Indonesia and EU celebrate one year of certified legal timber trade
Indonesia and the EU have held a conference to celebrate the first anniversary of the scheme licensing certified legal timber products that Indonesia exports to the EU.
Since the start of FLEGT licensing, named after the EU Forest Law Enforcement, Governance and Trade Action Plan, Indonesia has shipped certified legal timber products worth more than EUR 1 billion to the EU to operators in all 28 EU Member States.
The half-day event in Jakarta on 30 November focused on Indonesia’s achievements, on challenges the EU and Indonesia have encountered, and on opportunities to build upon the progress made through FLEGT licensing to date.
The FLEGT licensing scheme is the result of a Voluntary Partnership Agreement, which Indonesia and the EU negotiated to address illegal logging, improve forest governance and promote trade in legal timber products.
“Indonesia is committed to improve forest law enforcement and governance through responsible trade of legal and certified timber,” said Siti Nurbaya Bakar, Indonesia’s Minister of Environment and Forestry. “This contributes to Indonesia’s economic development, and broader socio-environmental benefits, including climate action.”
Indonesia is the first country in the world to issue FLEGT licences for timber products it exports to the EU, automatically meeting the EU’s strict legality requirements.
"The FLEGT partnerships aim to benefit both people and the planet,” said Vincent Guérend, the EU Ambassador to Indonesia. “They strengthen rights, increase prosperity and help Indonesia in its efforts to manage its forests sustainably and use them to limit climate change.”
In parallel to Indonesia’s issuance of FLEGT licences, the EU Member States have increased enforcement of the EU Timber Regulation (EUTR), which prohibits operators from placing illegally-harvested timber and timber products on the EU market.

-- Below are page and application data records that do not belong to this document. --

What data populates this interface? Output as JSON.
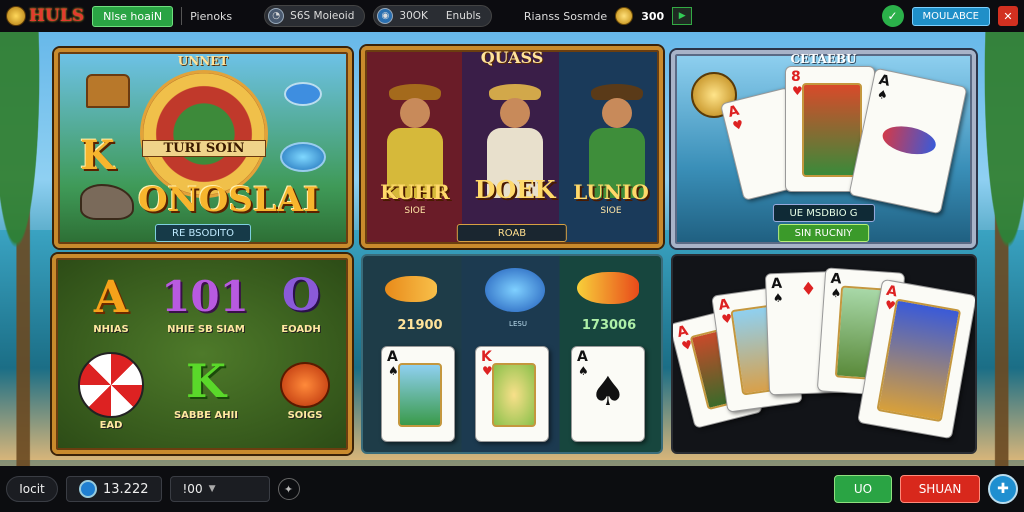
{
  "topbar": {
    "logo": "HULS",
    "home_button": "Nlse hoaiN",
    "menu_label": "Pienoks",
    "pill1": "S6S Moieoid",
    "pill2_a": "30OK",
    "pill2_b": "Enubls",
    "links": "Rianss Sosmde",
    "coins": "300",
    "action_button": "MOULABCE"
  },
  "panel1": {
    "banner": "UNNET",
    "wheel_text": "TURI SOIN",
    "title_k": "K",
    "title": "ONOSLAI",
    "plate": "RE BSODITO"
  },
  "panel2": {
    "banner": "QUASS",
    "col1_title": "KUHR",
    "col1_sub": "SIOE",
    "col2_title": "DOEK",
    "col3_title": "LUNIO",
    "col3_sub": "SIOE",
    "plate": "ROAB"
  },
  "panel3": {
    "banner": "CETAEBU",
    "plate1": "UE MSDBIO G",
    "plate2": "SIN RUCNIY"
  },
  "panel4": {
    "sym_a": "A",
    "label_a": "NHIAS",
    "sym_b": "101",
    "label_b": "NHIE SB SIAM",
    "sym_c": "O",
    "label_c": "EOADH",
    "label_wheel": "EAD",
    "sym_k": "K",
    "label_k": "SABBE AHII",
    "label_horn": "SOIGS"
  },
  "panel5": {
    "value1": "21900",
    "value2": "LESU",
    "value3": "173006"
  },
  "bottombar": {
    "left_label": "Iocit",
    "balance": "13.222",
    "bet": "!00",
    "bet_caret": "▼",
    "green_button": "UO",
    "red_button": "SHUAN"
  }
}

Between March 2015 and February 2017, authorities in EU countries conducted 2,704 checks on operators related to imported timber, leading to 525 notices of remedial actions and 139 penalties. In addition, six court cases were concluded. This demonstrates that the EU is very serious in ensuring that only legal timber is entering its market.